Work request —
The answer must be every line of the data that holds the word "true".

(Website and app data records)
┏━━
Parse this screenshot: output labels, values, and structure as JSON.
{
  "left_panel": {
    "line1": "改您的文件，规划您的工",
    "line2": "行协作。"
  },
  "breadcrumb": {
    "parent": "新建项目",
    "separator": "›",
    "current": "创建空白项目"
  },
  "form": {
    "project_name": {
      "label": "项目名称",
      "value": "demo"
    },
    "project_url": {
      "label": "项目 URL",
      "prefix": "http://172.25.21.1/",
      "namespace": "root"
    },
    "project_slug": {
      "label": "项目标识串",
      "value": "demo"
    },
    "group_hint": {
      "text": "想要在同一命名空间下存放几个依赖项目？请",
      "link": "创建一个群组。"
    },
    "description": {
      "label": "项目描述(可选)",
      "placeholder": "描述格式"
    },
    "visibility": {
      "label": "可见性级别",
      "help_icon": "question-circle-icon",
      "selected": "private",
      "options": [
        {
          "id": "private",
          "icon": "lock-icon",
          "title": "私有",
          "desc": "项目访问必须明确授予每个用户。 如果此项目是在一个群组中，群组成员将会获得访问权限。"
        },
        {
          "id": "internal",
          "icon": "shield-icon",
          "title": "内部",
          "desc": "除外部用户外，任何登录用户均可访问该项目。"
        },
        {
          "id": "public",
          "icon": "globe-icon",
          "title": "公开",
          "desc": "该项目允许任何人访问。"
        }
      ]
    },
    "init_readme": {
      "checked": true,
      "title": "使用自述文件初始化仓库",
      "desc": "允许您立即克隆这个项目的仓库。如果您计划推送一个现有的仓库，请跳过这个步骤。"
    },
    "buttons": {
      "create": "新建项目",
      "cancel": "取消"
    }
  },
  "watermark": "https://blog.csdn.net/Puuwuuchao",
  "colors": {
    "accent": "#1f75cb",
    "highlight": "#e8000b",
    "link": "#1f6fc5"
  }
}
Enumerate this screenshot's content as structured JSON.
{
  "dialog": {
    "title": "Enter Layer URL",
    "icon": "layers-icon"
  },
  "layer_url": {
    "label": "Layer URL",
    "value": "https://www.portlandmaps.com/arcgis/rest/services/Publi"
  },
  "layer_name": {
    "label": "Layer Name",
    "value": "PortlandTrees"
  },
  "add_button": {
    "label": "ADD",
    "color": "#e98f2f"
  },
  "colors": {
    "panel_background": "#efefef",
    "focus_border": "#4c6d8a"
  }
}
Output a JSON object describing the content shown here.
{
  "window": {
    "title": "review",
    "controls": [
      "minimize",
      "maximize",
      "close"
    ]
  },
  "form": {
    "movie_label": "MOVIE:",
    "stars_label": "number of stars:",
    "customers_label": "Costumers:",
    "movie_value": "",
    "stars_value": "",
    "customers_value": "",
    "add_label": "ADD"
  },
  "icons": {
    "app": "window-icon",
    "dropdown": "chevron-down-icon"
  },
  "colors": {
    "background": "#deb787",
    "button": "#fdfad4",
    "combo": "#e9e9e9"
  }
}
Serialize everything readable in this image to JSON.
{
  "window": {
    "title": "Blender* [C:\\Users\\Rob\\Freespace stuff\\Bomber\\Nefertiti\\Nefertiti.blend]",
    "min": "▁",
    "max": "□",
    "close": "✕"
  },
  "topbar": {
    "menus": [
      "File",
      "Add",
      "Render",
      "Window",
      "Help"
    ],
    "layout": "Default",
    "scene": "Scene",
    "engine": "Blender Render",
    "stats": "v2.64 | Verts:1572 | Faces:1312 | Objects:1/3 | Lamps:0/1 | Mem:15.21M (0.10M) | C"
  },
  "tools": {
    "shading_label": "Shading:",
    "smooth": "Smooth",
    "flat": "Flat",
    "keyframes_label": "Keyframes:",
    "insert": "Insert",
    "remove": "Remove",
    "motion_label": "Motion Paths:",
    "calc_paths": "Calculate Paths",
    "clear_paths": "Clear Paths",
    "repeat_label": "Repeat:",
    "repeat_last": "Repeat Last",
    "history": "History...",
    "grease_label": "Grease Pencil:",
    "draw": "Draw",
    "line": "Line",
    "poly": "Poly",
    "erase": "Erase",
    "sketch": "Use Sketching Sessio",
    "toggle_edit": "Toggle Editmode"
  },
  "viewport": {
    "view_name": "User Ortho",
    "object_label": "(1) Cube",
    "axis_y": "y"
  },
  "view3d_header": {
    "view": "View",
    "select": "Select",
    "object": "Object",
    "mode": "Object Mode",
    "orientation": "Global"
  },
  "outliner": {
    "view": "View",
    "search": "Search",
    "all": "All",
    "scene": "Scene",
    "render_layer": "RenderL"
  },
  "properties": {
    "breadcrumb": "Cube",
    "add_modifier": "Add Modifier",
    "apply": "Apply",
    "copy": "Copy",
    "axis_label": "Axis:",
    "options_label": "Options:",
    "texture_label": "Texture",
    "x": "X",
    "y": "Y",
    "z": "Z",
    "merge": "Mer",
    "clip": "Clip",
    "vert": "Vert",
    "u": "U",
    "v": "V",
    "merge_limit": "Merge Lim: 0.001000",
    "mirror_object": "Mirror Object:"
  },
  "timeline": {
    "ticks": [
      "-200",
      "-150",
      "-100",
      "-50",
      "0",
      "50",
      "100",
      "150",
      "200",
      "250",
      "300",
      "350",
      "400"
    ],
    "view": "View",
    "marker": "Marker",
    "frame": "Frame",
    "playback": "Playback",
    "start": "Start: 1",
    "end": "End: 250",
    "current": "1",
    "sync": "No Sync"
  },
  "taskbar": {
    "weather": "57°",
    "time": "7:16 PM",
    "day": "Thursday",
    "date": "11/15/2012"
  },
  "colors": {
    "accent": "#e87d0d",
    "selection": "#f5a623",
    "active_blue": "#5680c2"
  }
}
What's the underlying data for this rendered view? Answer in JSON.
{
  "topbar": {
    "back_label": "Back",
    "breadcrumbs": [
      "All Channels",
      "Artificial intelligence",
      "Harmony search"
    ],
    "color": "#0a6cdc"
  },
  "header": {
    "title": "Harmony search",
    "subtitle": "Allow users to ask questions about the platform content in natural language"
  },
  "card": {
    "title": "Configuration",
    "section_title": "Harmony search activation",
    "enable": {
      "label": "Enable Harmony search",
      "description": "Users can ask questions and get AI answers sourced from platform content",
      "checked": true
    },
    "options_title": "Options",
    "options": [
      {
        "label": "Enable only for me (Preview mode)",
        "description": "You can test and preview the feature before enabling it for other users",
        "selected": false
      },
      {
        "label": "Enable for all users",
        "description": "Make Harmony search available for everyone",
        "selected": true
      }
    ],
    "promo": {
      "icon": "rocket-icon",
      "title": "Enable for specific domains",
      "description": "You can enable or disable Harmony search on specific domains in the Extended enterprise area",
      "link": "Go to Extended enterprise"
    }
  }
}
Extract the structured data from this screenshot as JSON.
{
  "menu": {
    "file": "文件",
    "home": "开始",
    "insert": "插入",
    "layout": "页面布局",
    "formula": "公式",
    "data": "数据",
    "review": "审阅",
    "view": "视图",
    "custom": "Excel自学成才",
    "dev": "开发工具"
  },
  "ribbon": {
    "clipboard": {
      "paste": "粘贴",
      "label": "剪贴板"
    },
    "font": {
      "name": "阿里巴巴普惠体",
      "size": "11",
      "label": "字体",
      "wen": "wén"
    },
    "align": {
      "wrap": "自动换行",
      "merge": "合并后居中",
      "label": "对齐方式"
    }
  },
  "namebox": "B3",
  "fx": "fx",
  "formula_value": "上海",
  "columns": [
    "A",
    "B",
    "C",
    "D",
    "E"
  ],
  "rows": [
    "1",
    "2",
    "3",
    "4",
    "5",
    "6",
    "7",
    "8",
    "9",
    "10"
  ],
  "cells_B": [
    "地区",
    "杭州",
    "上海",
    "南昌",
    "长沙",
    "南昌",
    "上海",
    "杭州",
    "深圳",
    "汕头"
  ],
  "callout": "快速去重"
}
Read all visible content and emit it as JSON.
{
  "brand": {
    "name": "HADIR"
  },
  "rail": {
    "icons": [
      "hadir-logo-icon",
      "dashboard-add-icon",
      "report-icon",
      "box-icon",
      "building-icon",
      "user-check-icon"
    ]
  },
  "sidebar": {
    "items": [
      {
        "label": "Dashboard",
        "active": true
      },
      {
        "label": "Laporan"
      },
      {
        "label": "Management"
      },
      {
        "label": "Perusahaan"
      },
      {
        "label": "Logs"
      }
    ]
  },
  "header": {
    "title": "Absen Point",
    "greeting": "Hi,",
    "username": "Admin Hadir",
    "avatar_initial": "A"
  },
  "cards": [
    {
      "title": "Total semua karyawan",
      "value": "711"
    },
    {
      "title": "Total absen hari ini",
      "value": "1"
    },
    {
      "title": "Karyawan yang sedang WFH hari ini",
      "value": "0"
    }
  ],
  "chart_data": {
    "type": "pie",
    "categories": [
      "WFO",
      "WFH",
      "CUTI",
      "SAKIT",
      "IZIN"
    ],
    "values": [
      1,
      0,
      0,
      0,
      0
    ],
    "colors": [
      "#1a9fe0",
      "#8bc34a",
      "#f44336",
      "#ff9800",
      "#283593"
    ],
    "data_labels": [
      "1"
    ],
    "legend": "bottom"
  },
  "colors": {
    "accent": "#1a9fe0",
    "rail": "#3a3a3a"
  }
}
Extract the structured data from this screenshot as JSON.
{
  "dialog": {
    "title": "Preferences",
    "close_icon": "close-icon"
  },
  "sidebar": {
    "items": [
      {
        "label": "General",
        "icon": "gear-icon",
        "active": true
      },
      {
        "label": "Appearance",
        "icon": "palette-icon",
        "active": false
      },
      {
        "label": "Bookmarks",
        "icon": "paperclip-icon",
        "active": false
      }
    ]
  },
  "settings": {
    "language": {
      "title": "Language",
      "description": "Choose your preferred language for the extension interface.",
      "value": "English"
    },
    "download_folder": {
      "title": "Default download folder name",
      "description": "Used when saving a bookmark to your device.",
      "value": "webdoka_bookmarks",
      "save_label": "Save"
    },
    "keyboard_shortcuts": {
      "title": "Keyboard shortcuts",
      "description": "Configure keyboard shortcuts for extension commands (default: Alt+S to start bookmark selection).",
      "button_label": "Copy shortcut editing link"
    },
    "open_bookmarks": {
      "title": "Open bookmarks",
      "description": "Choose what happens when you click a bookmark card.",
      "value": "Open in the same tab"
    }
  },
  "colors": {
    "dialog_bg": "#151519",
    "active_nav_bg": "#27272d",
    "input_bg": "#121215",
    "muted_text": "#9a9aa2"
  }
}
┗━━
Response for this exercise —
      "checked": true,
      "checked": true
        "selected": true
        "active": true
        "active": true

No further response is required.